### What is needed
Read the records below and copy each line that contains "from".

═════ Source data ═════

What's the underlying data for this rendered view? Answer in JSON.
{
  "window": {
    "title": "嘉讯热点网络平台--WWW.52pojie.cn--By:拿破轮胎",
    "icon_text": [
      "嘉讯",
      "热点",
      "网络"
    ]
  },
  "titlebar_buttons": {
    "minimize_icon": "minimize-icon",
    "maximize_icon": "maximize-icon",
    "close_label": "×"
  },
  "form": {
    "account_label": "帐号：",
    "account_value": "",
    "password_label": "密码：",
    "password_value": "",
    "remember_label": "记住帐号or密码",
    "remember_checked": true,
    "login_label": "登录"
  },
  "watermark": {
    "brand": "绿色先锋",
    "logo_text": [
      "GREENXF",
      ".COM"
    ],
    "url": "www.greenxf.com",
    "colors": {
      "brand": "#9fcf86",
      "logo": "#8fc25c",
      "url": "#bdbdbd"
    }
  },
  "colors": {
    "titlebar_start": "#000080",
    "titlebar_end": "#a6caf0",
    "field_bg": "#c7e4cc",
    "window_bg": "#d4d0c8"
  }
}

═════
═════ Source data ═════

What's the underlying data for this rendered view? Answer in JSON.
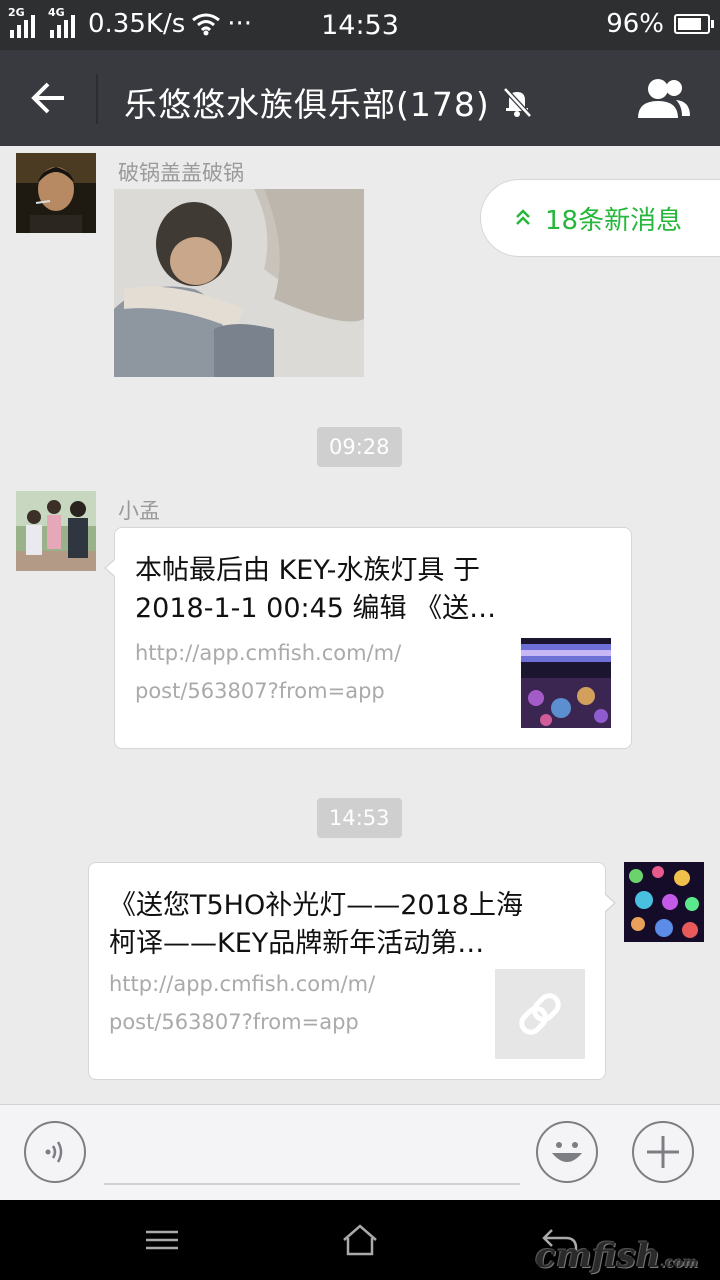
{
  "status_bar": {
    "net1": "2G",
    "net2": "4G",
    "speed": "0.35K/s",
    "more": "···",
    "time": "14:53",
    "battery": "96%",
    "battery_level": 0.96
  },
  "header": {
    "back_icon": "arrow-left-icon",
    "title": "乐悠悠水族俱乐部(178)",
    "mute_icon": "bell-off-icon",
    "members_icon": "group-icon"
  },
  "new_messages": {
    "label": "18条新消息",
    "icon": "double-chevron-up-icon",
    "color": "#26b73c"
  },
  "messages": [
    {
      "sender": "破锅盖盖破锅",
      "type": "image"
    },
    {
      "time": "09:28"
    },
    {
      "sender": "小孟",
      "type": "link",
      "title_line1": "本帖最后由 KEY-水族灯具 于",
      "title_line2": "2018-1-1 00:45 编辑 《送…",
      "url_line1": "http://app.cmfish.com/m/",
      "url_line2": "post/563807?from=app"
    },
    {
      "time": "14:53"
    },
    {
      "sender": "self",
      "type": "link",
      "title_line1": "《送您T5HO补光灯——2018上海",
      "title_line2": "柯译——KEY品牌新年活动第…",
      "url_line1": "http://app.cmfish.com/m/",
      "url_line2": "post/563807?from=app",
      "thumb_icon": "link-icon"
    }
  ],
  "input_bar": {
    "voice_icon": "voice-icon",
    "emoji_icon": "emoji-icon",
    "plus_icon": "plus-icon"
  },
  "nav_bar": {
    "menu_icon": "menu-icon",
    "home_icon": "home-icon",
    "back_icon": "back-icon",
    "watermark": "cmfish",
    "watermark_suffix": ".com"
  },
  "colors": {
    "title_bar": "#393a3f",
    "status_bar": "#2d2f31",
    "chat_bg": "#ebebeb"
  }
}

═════

### Task answer
      "url_line2": "post/563807?from=app"
      "url_line2": "post/563807?from=app",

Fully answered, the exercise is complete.